Drones can carry a combination of zoom, thermal, multispectral, NDVI and visual cameras to draw precise data that cannot be seen with the naked eye or is difficult to collect from ground level.
This provides vital, real-time information on crop growth, differences between healthy and distressed plants, and weed control, thus enabling agriculture professionals to identify problems quickly, precisely and accurately and better target their field research.
Drones can be used to perform these surveys as often as the job requires. This accurate and repeatable multi-year drone data allows for better planning and monitoring of improvements, such as ditches and evolving fertilizer applications.
As an added benefit, this meaningful data can be processed instantly and can be quickly shared with key staff and decision makers to help maximize agricultural results.
“Efficient weed control in an agricultural operation is key. Knowing when and where to apply the herbicide can provide significant savings, not only in preventing crop damage, but also in minimizing the amount of product that is purchased and applied.

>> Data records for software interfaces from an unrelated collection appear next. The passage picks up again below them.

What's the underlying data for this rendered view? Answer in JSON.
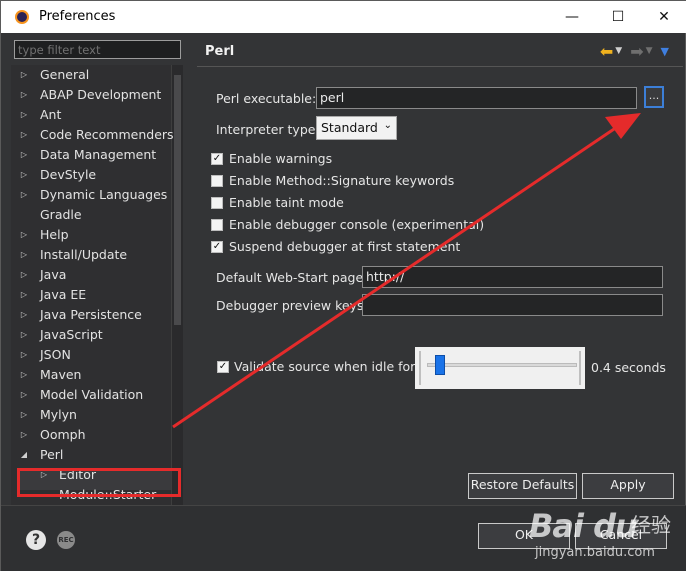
{
  "window": {
    "title": "Preferences",
    "minimize": "—",
    "maximize": "☐",
    "close": "✕"
  },
  "sidebar": {
    "filter_placeholder": "type filter text",
    "items": [
      {
        "label": "General",
        "twisty": "▷"
      },
      {
        "label": "ABAP Development",
        "twisty": "▷"
      },
      {
        "label": "Ant",
        "twisty": "▷"
      },
      {
        "label": "Code Recommenders",
        "twisty": "▷"
      },
      {
        "label": "Data Management",
        "twisty": "▷"
      },
      {
        "label": "DevStyle",
        "twisty": "▷"
      },
      {
        "label": "Dynamic Languages",
        "twisty": "▷"
      },
      {
        "label": "Gradle",
        "twisty": ""
      },
      {
        "label": "Help",
        "twisty": "▷"
      },
      {
        "label": "Install/Update",
        "twisty": "▷"
      },
      {
        "label": "Java",
        "twisty": "▷"
      },
      {
        "label": "Java EE",
        "twisty": "▷"
      },
      {
        "label": "Java Persistence",
        "twisty": "▷"
      },
      {
        "label": "JavaScript",
        "twisty": "▷"
      },
      {
        "label": "JSON",
        "twisty": "▷"
      },
      {
        "label": "Maven",
        "twisty": "▷"
      },
      {
        "label": "Model Validation",
        "twisty": "▷"
      },
      {
        "label": "Mylyn",
        "twisty": "▷"
      },
      {
        "label": "Oomph",
        "twisty": "▷"
      },
      {
        "label": "Perl",
        "twisty": "◢"
      },
      {
        "label": "Editor",
        "twisty": "▷"
      },
      {
        "label": "Module::Starter",
        "twisty": ""
      }
    ]
  },
  "page": {
    "title": "Perl",
    "perl_executable_label": "Perl executable:",
    "perl_executable_value": "perl",
    "browse_label": "...",
    "interpreter_label": "Interpreter type:",
    "interpreter_value": "Standard",
    "checkboxes": [
      {
        "label": "Enable warnings",
        "checked": true,
        "mark": "✓"
      },
      {
        "label": "Enable Method::Signature keywords",
        "checked": false,
        "mark": ""
      },
      {
        "label": "Enable taint mode",
        "checked": false,
        "mark": ""
      },
      {
        "label": "Enable debugger console (experimental)",
        "checked": false,
        "mark": ""
      },
      {
        "label": "Suspend debugger at first statement",
        "checked": true,
        "mark": "✓"
      }
    ],
    "web_start_label": "Default Web-Start page:",
    "web_start_value": "http://",
    "debugger_keys_label": "Debugger preview keys:",
    "debugger_keys_value": "",
    "validate_label": "Validate source when idle for",
    "validate_checked": true,
    "validate_mark": "✓",
    "validate_seconds": "0.4 seconds",
    "slider_level": 0.06,
    "restore_defaults": "Restore Defaults",
    "apply": "Apply"
  },
  "footer": {
    "ok": "OK",
    "cancel": "Cancel",
    "help": "?",
    "rec": "REC"
  },
  "watermark": {
    "logo": "Bai du",
    "sub": "经验",
    "url": "jingyan.baidu.com"
  },
  "colors": {
    "accent": "#1a73e8",
    "highlight": "#e52b2b",
    "nav_back": "#f0b21e"
  }
}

Remote sensing technology can help growers evaluate the effectiveness of treatments, identify problem areas and implement necessary corrective actions ”.
MicaSense and Dynamic Wings
The best drones for crop inspection
As the world's leading drone manufacturer, DJI has a number of solutions to help farmers gather vital information on crop health and vegetation management.
The Phantom 4 Multispectral is a precision agriculture dedicated drone, which allows agriculture professionals to acquire plant-level data.
The drone is equipped with an integrated imaging system that includes 1 RGB camera and a multispectral camera with five sensors covering the blue, green, red, red and near infrared bands.
Users can switch between NDVI images and live RGB feeds to highlight areas of attention and enable targeted treatment decisions.
The Phantom 4 Multispectral benefits from RTK accuracy, while the DJI TimeSync system allows you to obtain accurate positioning data on the images captured by the cameras.
This allows farmers to make timely and informed decisions about crop treatment and health, reducing costs, saving on resources and helping to maximize yields.
The DJI Matrice M300 RTK is another reliable option for farmers. While not strictly an agricultural drone, the M300 RTK can be integrated with several payloads to capture key agricultural information, including the H20T camera which boasts thermal and zoom capabilities. Thermography has a wide range of applications in agriculture, such as irrigation scheduling, plant disease detection and fruit yield estimation, while a zoom camera can be used to focus on specific areas.
The DJI Matrice 300 RTK can also be integrated with third-party payloads, allowing farmers to pair the drone with dedicated and specialized NDVI and multispectral sensors.
Meanwhile, the DJI Mavic 2 Enterprise series offers a lightweight, foldable and portable option for farmers. The standard Mavic 2 Enterprise comes with a dynamic zoom camera, while the Mavic 2 Enterprise Dual comes with thermal capabilities. Both drones can carry modular accessories, such as a speaker, spotlight, and beacon, to add versatility to farming missions.